DATASET RECORDS ▸

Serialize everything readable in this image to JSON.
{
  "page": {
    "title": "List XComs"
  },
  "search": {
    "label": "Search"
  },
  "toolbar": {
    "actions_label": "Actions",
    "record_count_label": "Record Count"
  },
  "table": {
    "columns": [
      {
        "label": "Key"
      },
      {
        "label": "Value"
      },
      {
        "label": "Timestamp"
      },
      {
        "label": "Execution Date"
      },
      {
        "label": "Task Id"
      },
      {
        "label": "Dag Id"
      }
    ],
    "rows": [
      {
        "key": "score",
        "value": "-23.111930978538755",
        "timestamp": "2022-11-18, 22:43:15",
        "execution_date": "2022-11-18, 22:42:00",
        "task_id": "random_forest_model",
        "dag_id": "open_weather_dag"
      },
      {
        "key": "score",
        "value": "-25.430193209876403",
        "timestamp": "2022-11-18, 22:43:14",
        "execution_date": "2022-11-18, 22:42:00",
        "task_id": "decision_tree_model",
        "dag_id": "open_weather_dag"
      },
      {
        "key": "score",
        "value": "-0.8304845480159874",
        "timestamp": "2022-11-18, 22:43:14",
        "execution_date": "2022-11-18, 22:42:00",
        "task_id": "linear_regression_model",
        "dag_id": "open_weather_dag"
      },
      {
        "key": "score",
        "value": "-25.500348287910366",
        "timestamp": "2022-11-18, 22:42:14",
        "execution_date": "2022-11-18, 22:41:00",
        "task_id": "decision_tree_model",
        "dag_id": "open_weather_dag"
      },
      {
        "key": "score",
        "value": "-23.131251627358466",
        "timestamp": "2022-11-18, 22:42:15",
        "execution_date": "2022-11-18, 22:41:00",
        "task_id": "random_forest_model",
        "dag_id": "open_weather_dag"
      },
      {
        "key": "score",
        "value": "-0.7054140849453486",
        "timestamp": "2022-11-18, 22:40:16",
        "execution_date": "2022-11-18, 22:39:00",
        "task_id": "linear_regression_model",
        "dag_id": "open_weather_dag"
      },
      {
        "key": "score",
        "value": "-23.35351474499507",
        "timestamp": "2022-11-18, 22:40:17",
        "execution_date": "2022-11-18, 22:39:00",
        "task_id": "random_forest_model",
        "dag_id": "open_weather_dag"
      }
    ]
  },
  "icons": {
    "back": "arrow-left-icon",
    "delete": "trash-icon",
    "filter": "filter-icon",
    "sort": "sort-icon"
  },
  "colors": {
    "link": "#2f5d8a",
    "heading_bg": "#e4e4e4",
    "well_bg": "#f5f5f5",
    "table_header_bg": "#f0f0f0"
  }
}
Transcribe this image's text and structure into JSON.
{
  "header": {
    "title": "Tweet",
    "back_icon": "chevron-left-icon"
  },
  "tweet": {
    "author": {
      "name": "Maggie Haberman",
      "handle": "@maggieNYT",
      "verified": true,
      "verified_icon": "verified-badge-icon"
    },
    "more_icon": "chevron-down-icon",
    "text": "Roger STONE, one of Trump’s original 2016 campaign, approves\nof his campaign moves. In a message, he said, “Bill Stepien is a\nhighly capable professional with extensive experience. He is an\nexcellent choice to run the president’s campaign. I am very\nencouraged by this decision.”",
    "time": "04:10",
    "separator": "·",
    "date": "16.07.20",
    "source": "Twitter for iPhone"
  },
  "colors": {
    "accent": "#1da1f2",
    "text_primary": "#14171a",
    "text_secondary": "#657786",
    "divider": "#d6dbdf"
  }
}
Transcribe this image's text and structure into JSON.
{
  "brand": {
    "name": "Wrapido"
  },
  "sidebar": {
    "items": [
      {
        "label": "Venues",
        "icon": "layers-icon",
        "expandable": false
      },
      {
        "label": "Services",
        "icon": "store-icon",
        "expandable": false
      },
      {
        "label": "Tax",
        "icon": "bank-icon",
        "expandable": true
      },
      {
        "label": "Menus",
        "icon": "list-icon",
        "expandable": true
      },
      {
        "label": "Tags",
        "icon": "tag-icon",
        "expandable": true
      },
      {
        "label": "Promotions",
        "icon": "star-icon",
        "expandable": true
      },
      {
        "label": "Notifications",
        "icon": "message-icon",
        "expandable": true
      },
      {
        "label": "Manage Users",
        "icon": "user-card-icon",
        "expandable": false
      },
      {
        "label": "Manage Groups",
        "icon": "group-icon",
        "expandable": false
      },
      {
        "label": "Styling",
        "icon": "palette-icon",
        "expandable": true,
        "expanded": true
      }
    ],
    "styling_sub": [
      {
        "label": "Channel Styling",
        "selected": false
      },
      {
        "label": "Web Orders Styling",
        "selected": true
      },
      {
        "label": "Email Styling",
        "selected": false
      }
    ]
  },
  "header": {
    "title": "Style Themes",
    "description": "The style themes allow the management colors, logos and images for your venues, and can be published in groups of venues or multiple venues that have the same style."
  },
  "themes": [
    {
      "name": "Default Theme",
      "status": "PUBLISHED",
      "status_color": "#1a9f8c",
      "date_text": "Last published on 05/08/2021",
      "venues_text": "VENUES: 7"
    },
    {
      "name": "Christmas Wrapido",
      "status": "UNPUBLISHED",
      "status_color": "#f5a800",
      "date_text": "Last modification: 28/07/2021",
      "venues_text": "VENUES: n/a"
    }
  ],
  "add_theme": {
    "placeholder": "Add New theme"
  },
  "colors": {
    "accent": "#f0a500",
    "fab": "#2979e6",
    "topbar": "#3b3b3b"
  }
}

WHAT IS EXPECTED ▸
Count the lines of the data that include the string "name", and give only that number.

RESPONSE AREA ▸
4